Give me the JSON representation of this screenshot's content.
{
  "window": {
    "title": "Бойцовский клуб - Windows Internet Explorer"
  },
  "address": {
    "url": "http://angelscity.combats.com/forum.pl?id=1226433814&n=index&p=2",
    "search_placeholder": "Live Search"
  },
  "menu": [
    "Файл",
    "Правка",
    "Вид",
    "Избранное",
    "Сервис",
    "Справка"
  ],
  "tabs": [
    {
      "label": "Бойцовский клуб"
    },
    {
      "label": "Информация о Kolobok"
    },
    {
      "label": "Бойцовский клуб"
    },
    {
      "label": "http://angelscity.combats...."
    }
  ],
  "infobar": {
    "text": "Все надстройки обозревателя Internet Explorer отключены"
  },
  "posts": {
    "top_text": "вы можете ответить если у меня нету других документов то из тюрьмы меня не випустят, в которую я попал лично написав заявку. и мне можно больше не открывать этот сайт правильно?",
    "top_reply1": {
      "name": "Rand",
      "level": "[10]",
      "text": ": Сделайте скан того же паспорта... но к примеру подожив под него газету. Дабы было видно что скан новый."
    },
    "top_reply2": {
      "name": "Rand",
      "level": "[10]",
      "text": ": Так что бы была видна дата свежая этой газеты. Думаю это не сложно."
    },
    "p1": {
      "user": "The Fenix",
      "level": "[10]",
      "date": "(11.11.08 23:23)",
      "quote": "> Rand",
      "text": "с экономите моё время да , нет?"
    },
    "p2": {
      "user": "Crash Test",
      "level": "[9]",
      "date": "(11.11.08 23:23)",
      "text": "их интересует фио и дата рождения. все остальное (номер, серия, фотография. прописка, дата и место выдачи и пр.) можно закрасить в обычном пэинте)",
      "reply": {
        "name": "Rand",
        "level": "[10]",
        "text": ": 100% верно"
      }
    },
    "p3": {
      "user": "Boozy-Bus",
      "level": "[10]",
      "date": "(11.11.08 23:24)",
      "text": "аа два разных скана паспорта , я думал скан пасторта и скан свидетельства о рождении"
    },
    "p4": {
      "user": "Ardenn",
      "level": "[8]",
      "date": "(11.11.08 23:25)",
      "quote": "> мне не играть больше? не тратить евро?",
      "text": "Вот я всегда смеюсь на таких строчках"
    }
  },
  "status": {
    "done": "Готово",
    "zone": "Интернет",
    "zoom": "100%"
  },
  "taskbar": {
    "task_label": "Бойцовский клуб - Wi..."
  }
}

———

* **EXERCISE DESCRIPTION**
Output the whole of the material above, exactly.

* **SOLUTION TO THIS PROBLEM**
Give me the JSON representation of this screenshot's content.
{
  "window": {
    "title": "Бойцовский клуб - Windows Internet Explorer"
  },
  "address": {
    "url": "http://angelscity.combats.com/forum.pl?id=1226433814&n=index&p=2",
    "search_placeholder": "Live Search"
  },
  "menu": [
    "Файл",
    "Правка",
    "Вид",
    "Избранное",
    "Сервис",
    "Справка"
  ],
  "tabs": [
    {
      "label": "Бойцовский клуб"
    },
    {
      "label": "Информация о Kolobok"
    },
    {
      "label": "Бойцовский клуб"
    },
    {
      "label": "http://angelscity.combats...."
    }
  ],
  "infobar": {
    "text": "Все надстройки обозревателя Internet Explorer отключены"
  },
  "posts": {
    "top_text": "вы можете ответить если у меня нету других документов то из тюрьмы меня не випустят, в которую я попал лично написав заявку. и мне можно больше не открывать этот сайт правильно?",
    "top_reply1": {
      "name": "Rand",
      "level": "[10]",
      "text": ": Сделайте скан того же паспорта... но к примеру подожив под него газету. Дабы было видно что скан новый."
    },
    "top_reply2": {
      "name": "Rand",
      "level": "[10]",
      "text": ": Так что бы была видна дата свежая этой газеты. Думаю это не сложно."
    },
    "p1": {
      "user": "The Fenix",
      "level": "[10]",
      "date": "(11.11.08 23:23)",
      "quote": "> Rand",
      "text": "с экономите моё время да , нет?"
    },
    "p2": {
      "user": "Crash Test",
      "level": "[9]",
      "date": "(11.11.08 23:23)",
      "text": "их интересует фио и дата рождения. все остальное (номер, серия, фотография. прописка, дата и место выдачи и пр.) можно закрасить в обычном пэинте)",
      "reply": {
        "name": "Rand",
        "level": "[10]",
        "text": ": 100% верно"
      }
    },
    "p3": {
      "user": "Boozy-Bus",
      "level": "[10]",
      "date": "(11.11.08 23:24)",
      "text": "аа два разных скана паспорта , я думал скан пасторта и скан свидетельства о рождении"
    },
    "p4": {
      "user": "Ardenn",
      "level": "[8]",
      "date": "(11.11.08 23:25)",
      "quote": "> мне не играть больше? не тратить евро?",
      "text": "Вот я всегда смеюсь на таких строчках"
    }
  },
  "status": {
    "done": "Готово",
    "zone": "Интернет",
    "zoom": "100%"
  },
  "taskbar": {
    "task_label": "Бойцовский клуб - Wi..."
  }
}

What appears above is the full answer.